When we murmur against our God-appointed leaders, we’re murmuring against God. We’re complaining that we don’t like the leadership He assigned to us. For Miriam, it brought a manifestation of a curse on her life. God inflicted the curse of leprosy on people who committed sins.
Disciplined for Murmuring
Look what happened to Miriam in Numbers 12:9-16: “And the anger of the Lord was kindled against Miriam and Aaron, and He departed. But when the cloud had withdrawn from over the tent, behold, Miriam was leprous, as white as snow. And Aaron turned and looked at Miriam, and behold, she was leprous.
“Then Aaron said to Moses, ‘Oh, my lord, I plead with you, do not account this sin to us, in which we have acted foolishly and in which we have sinned. Oh, do not let her be like one dead, already half decomposed when he comes from his mother’s womb.
“So Moses cried out to the Lord, saying, ‘Heal her please, O God, I plead with You!’ But the Lord said to Moses, ‘If her father had but spit in her face, would she not bear her shame for seven days? Let her be shut up outside the camp for seven days, and afterward she may return.’ So Miriam was shut up outside the camp for seven days, and the people did not move on until Miriam was brought in again [and declared ceremonially clean from her leprosy].”
People who have a habit of murmuring against their leaders need to be disciplined. They need to understand the danger of what they are doing for their own sake. We have too many spiritual lepers in the church today. God love them, and He wants to them to repent. Murmurers need to take some time to pray and ask the Lord to help them break free from the Miriam spirit.
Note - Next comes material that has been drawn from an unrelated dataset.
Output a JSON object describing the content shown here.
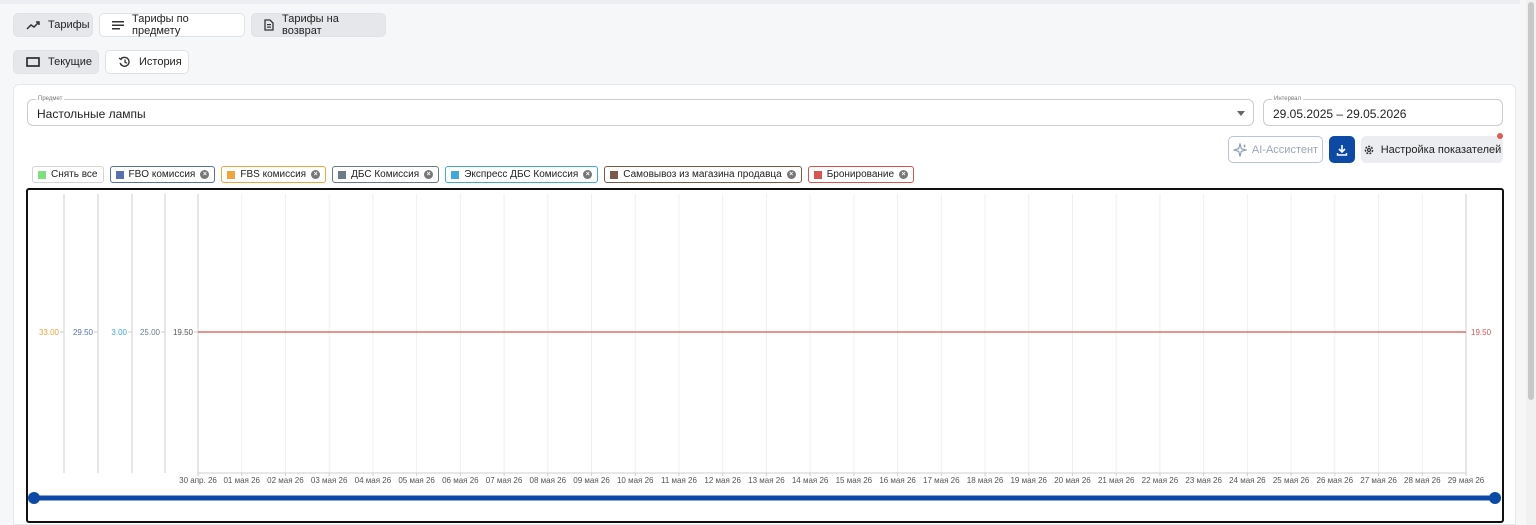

Murmurers need to repent and be cleansed from the unrighteousness of murmuring. They need to be restored in a spirit of gentleness (see Galatians 6:1). But they must be confronted. Murmuring is serious business in the Kingdom, and it opens the murmurer up to spiritual attack. It’s mercy to confront them. It’s for their own safety.